Data for this exercise ::
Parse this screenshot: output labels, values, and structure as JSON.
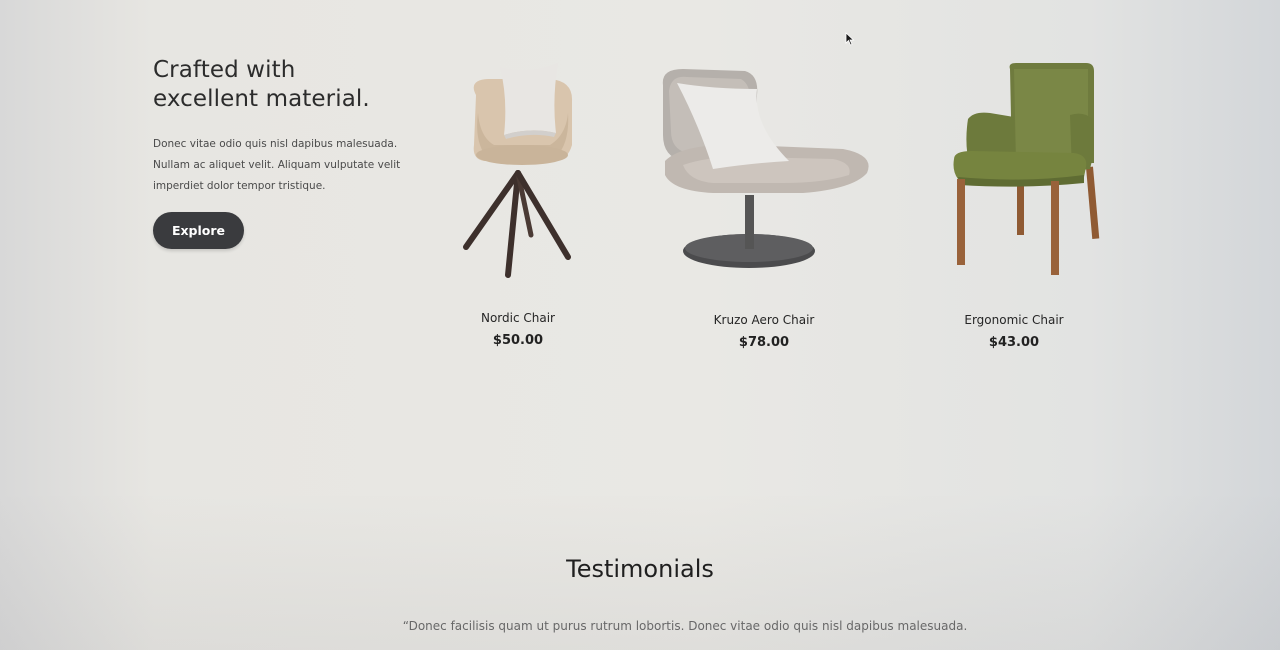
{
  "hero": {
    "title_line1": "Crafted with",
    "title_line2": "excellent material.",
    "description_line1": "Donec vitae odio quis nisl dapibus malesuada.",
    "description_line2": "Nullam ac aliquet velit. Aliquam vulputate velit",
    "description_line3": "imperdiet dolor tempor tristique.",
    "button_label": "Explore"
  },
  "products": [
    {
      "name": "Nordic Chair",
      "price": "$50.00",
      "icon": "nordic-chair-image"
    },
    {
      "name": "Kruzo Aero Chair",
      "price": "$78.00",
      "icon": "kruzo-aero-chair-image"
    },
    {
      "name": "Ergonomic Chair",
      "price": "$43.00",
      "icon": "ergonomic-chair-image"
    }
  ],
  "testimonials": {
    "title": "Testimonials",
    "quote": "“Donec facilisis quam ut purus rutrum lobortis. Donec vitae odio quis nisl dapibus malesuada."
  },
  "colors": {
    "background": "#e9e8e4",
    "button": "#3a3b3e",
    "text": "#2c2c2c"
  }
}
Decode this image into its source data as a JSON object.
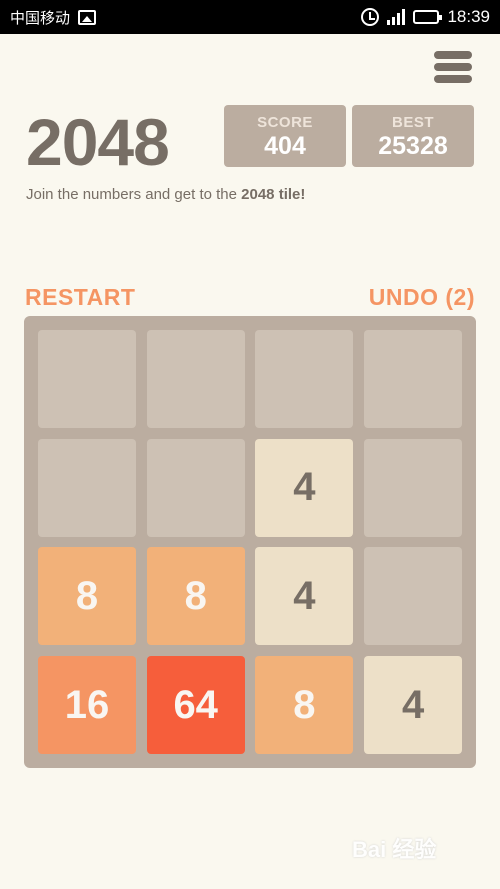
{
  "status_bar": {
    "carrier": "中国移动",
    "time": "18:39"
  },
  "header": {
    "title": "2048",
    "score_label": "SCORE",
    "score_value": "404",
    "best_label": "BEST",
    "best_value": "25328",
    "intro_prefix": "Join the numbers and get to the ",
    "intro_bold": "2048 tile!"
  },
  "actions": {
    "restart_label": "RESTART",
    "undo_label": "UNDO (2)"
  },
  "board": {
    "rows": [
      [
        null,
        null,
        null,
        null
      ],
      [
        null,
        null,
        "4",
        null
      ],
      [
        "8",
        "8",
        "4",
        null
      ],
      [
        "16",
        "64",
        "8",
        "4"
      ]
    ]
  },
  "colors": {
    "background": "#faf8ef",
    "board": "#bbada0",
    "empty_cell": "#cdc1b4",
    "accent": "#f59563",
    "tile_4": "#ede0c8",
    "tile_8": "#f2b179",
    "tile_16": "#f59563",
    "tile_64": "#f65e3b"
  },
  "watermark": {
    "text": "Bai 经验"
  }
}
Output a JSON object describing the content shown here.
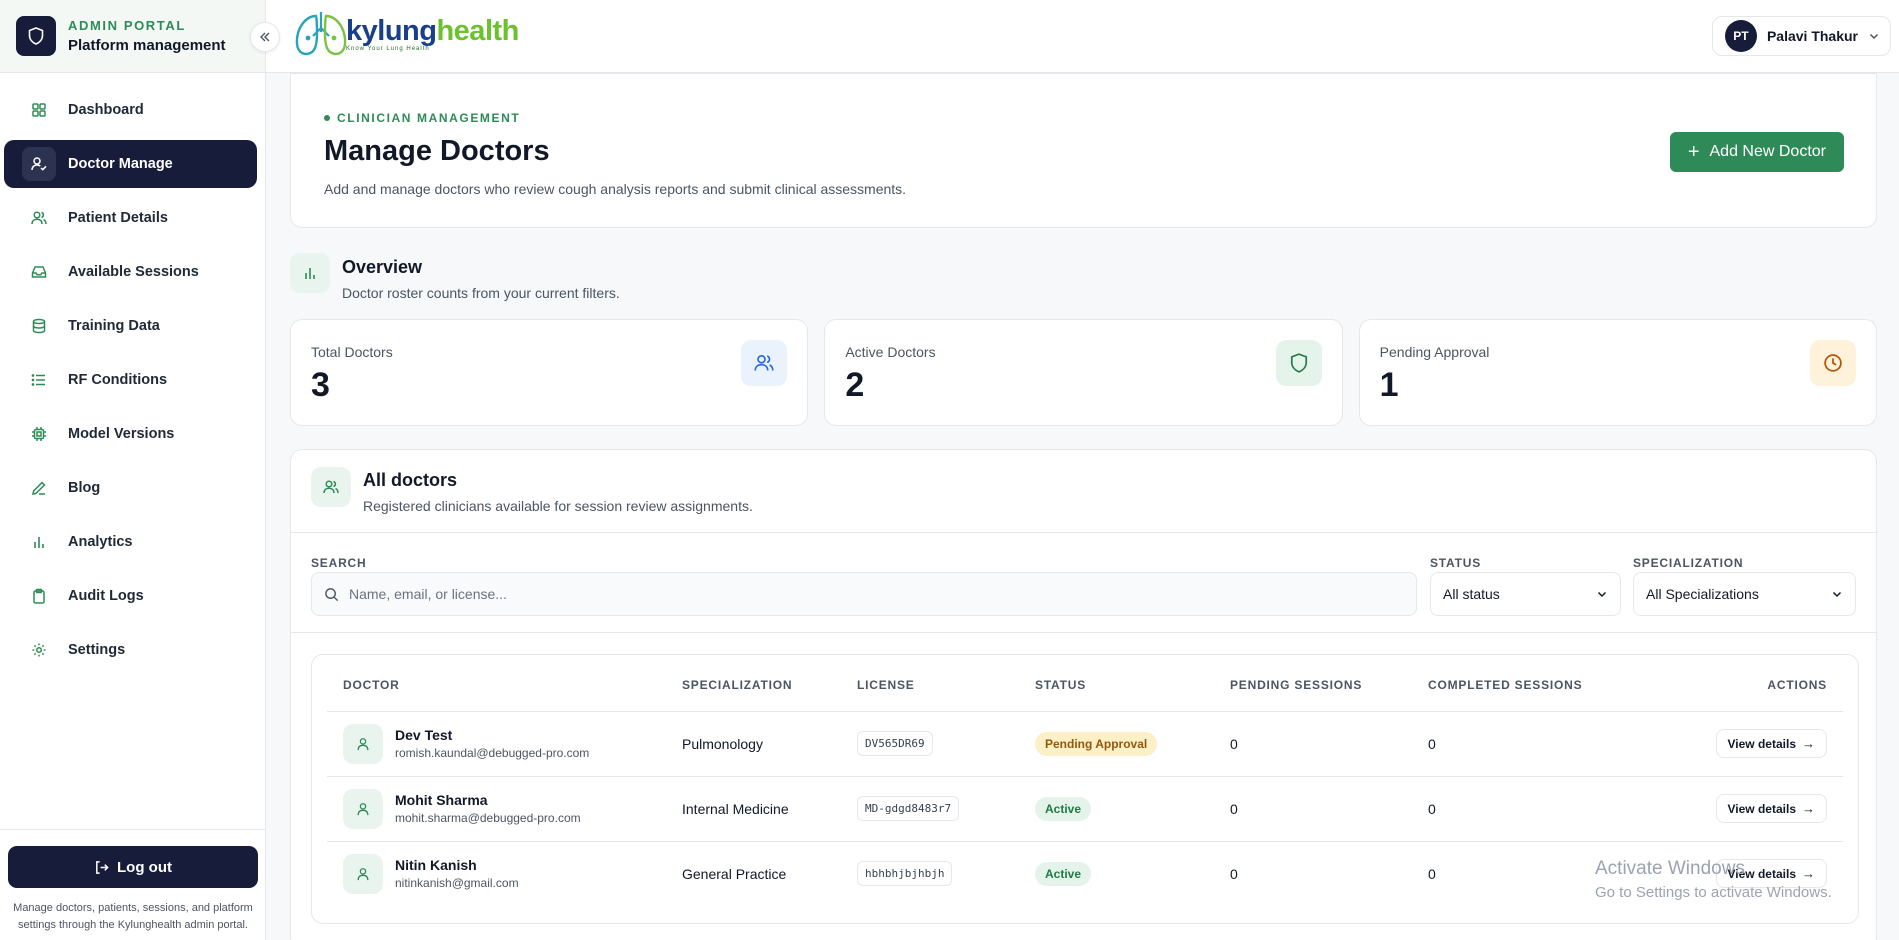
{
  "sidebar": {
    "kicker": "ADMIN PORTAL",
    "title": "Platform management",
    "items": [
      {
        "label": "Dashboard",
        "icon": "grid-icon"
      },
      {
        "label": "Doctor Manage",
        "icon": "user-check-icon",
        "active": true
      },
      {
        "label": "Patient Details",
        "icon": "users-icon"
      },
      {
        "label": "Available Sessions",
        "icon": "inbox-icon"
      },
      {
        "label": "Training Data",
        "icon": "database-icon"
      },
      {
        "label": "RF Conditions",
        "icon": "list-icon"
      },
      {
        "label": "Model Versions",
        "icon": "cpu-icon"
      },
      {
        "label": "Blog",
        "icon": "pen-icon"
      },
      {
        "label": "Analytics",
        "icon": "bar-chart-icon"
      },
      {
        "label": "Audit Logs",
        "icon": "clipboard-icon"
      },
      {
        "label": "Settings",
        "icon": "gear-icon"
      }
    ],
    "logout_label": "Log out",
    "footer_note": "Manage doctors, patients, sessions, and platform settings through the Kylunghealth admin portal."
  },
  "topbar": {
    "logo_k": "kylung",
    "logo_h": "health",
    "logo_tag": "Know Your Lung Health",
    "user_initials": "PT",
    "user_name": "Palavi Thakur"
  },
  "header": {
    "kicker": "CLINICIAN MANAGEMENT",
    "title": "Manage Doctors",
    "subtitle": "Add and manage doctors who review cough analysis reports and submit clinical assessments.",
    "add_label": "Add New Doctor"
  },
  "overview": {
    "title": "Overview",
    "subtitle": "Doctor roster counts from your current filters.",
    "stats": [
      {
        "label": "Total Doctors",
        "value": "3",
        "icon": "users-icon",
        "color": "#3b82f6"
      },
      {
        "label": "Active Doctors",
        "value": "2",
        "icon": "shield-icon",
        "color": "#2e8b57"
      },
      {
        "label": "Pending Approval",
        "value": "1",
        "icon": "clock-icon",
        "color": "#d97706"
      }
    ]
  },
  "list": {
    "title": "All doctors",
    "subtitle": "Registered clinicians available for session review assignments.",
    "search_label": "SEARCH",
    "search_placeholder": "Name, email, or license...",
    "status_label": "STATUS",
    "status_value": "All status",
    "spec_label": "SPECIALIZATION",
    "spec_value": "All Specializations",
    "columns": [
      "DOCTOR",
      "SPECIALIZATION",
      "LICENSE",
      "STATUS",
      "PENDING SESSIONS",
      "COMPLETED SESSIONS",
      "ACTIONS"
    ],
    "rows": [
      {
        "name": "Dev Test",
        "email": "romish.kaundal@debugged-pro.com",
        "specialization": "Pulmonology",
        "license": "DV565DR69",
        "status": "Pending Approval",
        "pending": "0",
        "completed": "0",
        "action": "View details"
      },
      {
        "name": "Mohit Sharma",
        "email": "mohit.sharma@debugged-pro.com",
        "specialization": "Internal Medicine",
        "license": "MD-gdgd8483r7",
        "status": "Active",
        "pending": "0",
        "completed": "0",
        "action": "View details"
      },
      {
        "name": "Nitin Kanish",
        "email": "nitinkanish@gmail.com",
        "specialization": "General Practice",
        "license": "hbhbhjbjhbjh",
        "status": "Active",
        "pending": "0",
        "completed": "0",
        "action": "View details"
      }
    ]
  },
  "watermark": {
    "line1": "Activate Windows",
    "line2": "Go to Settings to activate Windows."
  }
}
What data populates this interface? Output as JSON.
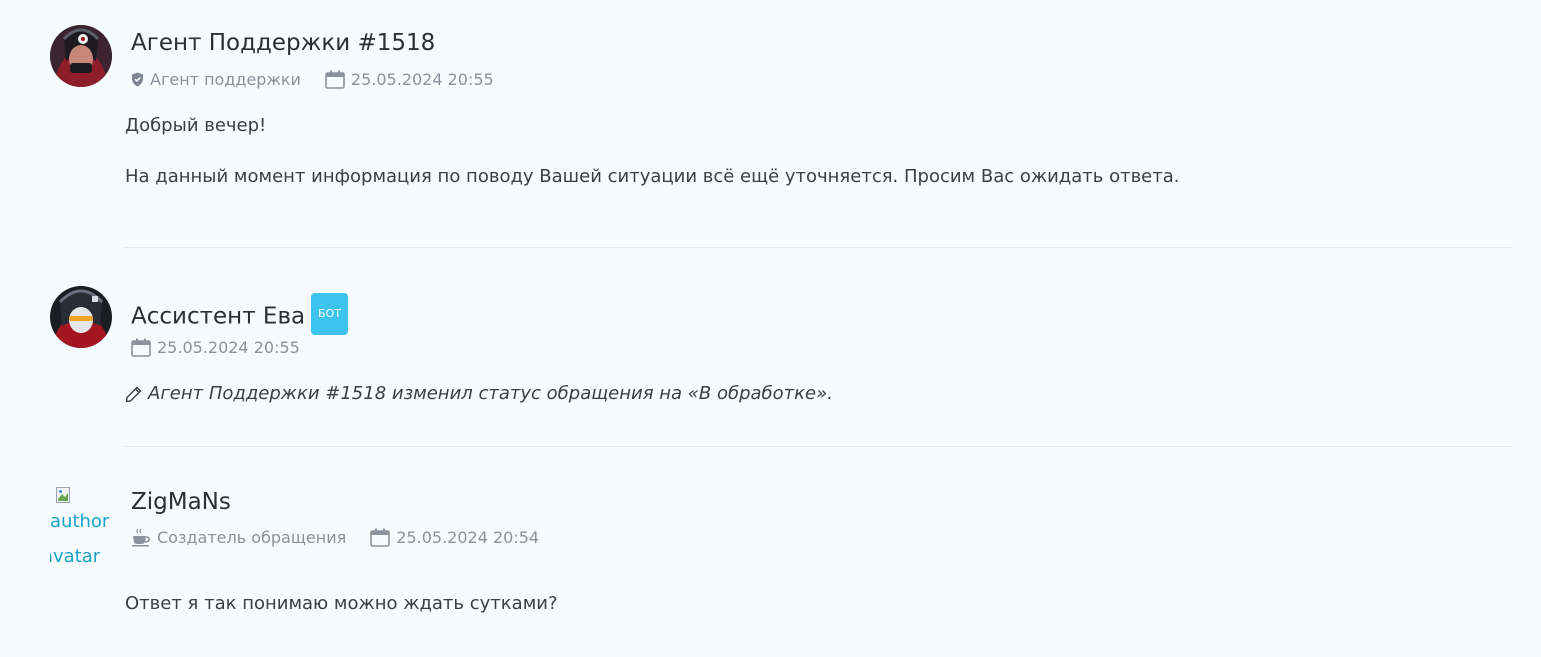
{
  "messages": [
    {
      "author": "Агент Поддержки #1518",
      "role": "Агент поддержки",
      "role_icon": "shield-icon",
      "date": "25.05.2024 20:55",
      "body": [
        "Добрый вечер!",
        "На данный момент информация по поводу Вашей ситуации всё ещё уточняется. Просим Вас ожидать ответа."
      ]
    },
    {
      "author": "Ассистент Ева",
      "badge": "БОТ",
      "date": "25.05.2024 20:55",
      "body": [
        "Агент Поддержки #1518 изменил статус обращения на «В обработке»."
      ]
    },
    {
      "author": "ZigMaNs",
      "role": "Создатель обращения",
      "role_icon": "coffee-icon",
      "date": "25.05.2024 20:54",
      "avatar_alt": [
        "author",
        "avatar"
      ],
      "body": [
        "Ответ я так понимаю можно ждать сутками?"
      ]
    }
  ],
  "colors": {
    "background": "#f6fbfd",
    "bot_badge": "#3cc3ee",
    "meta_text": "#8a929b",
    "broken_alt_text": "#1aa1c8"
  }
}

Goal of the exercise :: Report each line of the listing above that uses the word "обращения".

Result for this task ::
        "Агент Поддержки #1518 изменил статус обращения на «В обработке»."
      "role": "Создатель обращения",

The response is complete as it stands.